§ EXERCISE
Filter the lines below, keeping each one that holds "chevron".

[Component data from apps and pages]
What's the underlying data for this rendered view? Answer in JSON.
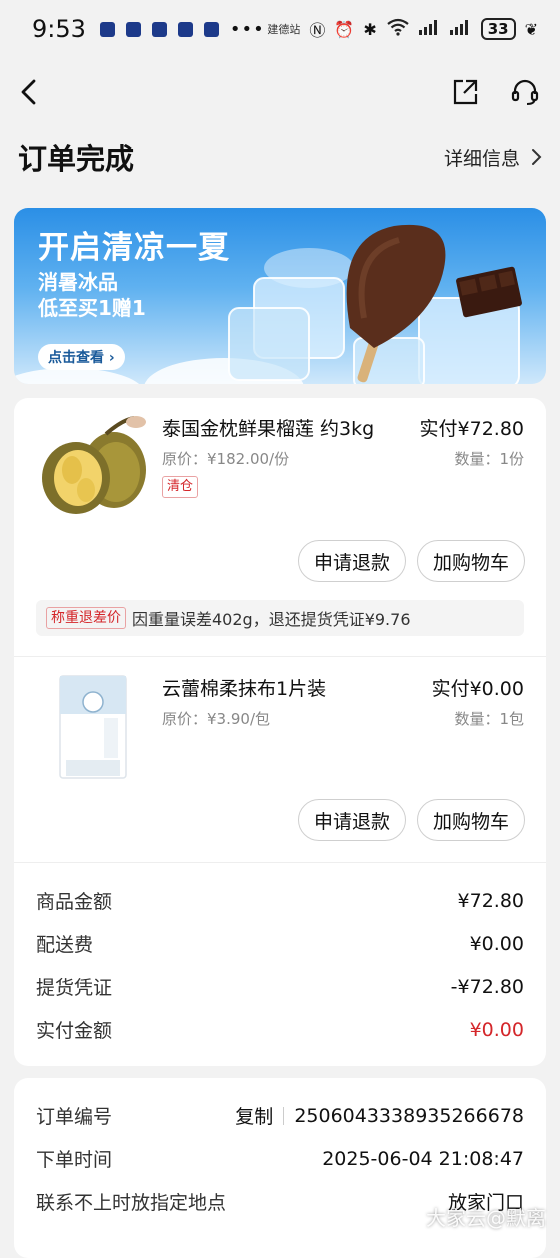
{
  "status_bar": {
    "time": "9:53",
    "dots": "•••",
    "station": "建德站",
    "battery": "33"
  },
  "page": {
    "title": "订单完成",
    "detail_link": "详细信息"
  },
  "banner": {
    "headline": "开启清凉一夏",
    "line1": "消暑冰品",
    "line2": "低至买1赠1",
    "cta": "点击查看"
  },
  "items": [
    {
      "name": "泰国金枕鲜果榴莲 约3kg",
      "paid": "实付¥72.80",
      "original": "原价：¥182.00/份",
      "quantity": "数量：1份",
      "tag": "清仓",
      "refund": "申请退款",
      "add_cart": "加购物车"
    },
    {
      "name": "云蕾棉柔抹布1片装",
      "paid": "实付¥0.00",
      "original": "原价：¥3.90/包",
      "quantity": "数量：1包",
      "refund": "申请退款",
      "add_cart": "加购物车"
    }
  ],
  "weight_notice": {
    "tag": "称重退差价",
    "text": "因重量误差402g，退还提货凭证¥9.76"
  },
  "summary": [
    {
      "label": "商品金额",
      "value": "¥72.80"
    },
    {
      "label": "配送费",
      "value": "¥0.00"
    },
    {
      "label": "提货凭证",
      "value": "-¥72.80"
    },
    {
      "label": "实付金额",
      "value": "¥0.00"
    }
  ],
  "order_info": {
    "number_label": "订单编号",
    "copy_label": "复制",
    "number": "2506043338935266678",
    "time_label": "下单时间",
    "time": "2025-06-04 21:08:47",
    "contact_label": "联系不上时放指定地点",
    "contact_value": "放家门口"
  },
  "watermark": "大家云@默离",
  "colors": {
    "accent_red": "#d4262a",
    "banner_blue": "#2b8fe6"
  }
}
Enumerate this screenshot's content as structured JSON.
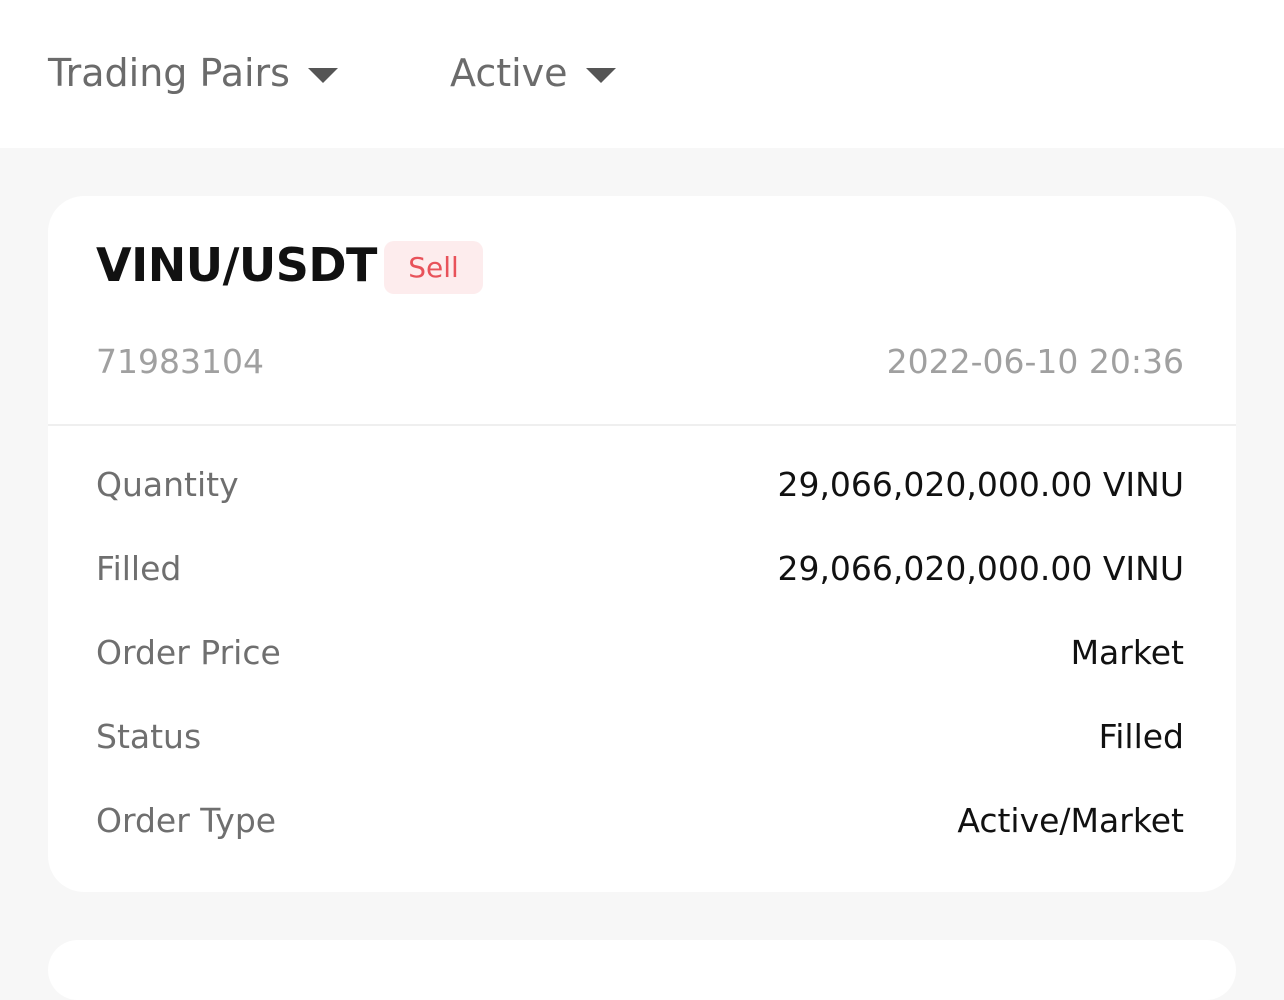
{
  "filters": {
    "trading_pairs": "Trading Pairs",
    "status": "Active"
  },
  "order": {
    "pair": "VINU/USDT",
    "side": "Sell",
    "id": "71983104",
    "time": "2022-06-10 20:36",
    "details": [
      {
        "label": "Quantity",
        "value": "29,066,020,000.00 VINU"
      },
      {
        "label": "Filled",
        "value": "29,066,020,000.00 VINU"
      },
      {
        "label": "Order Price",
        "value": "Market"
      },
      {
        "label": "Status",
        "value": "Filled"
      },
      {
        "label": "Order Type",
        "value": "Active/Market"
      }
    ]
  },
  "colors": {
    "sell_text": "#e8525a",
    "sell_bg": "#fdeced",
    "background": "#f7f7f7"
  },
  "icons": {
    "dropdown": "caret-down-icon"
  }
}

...

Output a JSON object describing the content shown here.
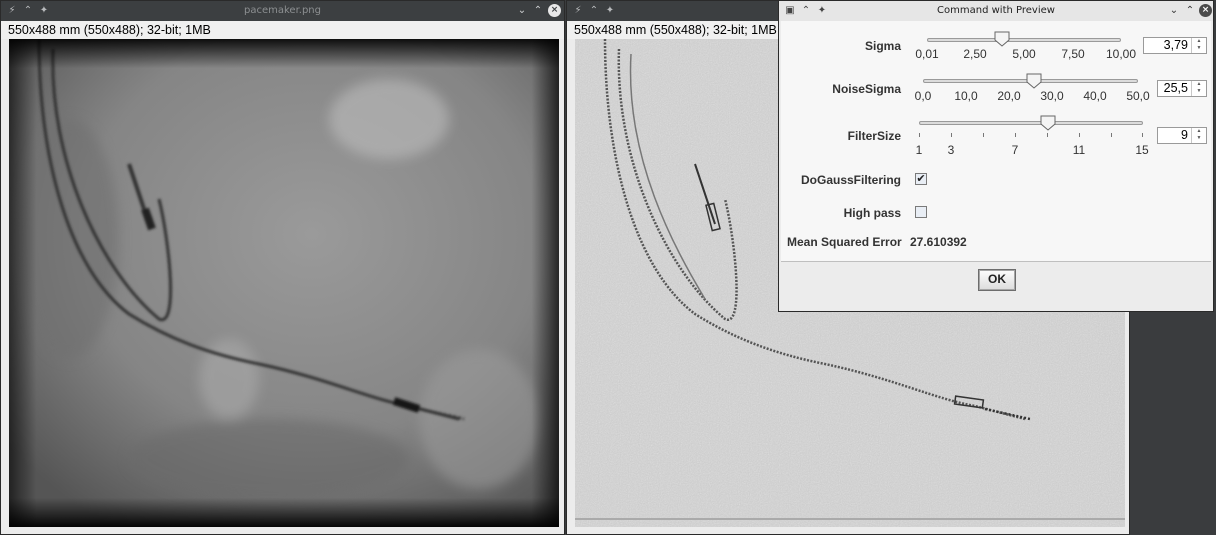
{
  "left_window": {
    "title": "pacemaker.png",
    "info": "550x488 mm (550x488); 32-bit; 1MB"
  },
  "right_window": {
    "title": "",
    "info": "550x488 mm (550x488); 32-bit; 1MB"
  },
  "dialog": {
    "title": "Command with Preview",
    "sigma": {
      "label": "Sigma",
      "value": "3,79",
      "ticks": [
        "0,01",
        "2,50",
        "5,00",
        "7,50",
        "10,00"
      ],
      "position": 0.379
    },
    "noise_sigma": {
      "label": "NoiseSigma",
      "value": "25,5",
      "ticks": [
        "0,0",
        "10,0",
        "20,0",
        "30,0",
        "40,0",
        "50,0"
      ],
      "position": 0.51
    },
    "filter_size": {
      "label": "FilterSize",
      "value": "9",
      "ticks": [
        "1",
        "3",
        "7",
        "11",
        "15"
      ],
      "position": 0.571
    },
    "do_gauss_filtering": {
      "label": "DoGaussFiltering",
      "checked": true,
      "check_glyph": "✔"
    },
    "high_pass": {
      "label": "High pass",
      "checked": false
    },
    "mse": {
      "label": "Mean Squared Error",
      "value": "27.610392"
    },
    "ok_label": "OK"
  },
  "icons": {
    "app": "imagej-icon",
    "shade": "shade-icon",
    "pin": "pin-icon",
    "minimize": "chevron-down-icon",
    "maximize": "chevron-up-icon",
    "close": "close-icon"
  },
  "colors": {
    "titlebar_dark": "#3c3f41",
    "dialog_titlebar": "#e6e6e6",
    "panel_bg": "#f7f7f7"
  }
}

§ THE COMPLETED TASK
    "minimize": "chevron-down-icon",
    "maximize": "chevron-up-icon",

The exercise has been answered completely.